While few critics and film theorists have investigated religion in the cinema, one of the greatest film critics, Andre Bazin (2002), writes, ‘The cinema has always been interested in God’, usually with the most spectacular aspects of the history of Christianity. He argues that Catholicism has a ‘natural affinity’ with cinema with its formidable iconography and that these features have given rise to films that are successful but religiously insignificant because they have to work against these spectacular elements, focusing instead on the psychological and moral deepening of the religious fact, leading to a renunciation of the physical representation of the supernatural and grace. Bazin’s remarks are not applicable in the context of the Indian ‘religious genres’, in which I believe films are, in fact, religiously significant while also being highly successful commercially. Hindu iconography and its relationship of the image and the viewer have, perhaps, an even greater affinity with cinema and the conventions of Indian cinema, whether or not the operation of a melodramatic mode or its sequence of ‘attractions’ (see Dwyer and Patel 2002) subordinate the spectacular to the other requirements of cinema.
While it is widely acknowledged that the film itself has a mythological nature and is a creator of new mythologies, we also need to consider whether, as critics such as John Lyden (2003) have argued, cinema is almost a form of religion, as, like religion, it presents and examines images, relationships, ideas, beliefs, desires, fears, and brings to them its own specific forms such as the quasi-divine figures of the stars (see Lyden 2003). Cinema also has a certain mystical quality in that we may not understand films but we feel them and respond to their emotions. However, Hindi cinema’s very disavowal of certain forms of realism and its unique modification of the melodrama allow the eruption of the religious, sometimes as images actively engage in the drama, often as a hierophany, that is the appearance of the religious in the everyday. Very few films show an absence of the religious, and many that seem to have some ‘secular’ patterning of divine order through the operation of fate, virtue and redemption reshape these into meaningfulness by their divine or superhuman qualities, while also emphasizing the spirituality of the individual.

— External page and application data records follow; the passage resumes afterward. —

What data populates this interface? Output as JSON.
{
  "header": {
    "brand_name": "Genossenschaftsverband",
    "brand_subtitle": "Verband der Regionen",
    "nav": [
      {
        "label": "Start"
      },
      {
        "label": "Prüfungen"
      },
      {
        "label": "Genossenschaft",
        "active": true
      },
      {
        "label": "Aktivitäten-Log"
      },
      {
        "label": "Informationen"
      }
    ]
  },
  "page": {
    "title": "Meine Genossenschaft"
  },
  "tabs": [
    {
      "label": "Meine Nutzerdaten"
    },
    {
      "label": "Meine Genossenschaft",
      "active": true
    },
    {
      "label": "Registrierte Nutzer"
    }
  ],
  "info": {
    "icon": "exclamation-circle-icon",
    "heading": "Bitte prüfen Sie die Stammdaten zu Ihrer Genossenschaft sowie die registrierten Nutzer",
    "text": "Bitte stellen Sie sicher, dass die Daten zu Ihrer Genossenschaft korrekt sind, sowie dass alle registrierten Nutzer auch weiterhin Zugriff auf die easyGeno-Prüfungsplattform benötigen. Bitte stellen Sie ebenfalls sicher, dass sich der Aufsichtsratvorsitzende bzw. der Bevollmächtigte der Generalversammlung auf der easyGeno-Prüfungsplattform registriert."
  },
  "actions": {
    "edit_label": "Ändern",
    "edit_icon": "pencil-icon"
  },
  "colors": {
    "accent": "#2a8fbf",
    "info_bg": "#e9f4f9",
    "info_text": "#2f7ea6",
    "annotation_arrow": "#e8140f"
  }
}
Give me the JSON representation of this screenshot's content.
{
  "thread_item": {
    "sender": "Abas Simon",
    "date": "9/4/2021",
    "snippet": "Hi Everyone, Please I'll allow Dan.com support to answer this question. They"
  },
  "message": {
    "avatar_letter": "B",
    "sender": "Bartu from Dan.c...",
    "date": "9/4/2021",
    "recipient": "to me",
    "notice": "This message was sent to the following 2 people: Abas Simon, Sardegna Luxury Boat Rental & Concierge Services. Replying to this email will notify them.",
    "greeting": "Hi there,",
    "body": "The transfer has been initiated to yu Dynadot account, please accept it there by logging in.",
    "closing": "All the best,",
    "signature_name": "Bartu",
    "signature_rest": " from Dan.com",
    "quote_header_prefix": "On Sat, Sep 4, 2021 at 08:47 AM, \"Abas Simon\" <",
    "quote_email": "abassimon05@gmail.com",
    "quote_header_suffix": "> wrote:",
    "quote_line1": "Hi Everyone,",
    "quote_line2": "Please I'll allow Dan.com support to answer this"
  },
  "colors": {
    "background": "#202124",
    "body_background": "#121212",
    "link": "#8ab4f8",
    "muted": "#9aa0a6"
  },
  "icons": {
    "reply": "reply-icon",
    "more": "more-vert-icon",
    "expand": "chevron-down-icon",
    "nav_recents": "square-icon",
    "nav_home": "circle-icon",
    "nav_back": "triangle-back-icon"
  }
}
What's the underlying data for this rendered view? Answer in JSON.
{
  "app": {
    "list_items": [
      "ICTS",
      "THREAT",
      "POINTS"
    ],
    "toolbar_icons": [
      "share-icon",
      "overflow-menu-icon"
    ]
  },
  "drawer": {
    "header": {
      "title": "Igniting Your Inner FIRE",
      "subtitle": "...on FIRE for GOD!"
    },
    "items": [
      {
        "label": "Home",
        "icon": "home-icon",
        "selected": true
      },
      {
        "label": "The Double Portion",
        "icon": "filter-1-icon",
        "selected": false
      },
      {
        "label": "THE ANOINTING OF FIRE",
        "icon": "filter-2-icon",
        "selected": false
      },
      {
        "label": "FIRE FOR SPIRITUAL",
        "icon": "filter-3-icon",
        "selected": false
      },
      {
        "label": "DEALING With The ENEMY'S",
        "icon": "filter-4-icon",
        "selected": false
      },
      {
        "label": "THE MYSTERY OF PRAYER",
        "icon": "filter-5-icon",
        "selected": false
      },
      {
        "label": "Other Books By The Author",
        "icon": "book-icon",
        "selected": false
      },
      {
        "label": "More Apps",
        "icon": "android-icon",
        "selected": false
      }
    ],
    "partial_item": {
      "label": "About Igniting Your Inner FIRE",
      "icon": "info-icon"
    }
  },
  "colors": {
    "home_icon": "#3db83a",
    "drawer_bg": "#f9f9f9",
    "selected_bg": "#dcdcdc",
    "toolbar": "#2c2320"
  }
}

Film theory has also given little space to the study of religion. The concerns of many film critics are mostly with the modern and postmodern forms of subjectivity, audience and the dominance in recent years of psychoanalytic and feminist criticism. Scholars of Indian cinema have examined the form of film, its history, its social context and its relation to politics, in particular its relation with nationalism, but rarely discussed the spiritual realm; in fact there has been almost no research on religion in cinema in India.9 This is not surprising given how little research there has been on religion and cinema in general.10 Most books on religion and cinema are concerned with ‘religious’ films or with the depiction of spirituality in films, mostly drawing on Judaeo-Christian thought. This writing tends to focus on the image of Christ or on theology. There is yet to be a body of work that examines the non-Abrahamic religions in cinema.
My own reluctance to examine religion in Indian cinema has been due to wanting to avoid seeing religion as the essence of India, a Dumontian view of India’s cultural difference. The idea of discussing religion and Indian cinema is usually taken to mean a study of representation of religious communities, religious nationalism and religious films, a political approach which I have discussed only where appropriate to the broader areas of my study. However, as there is interest in the current worldwide religious resurgence, which has been studied more in media other than cinema, it is likely that the academic study of the Hindi film will increase.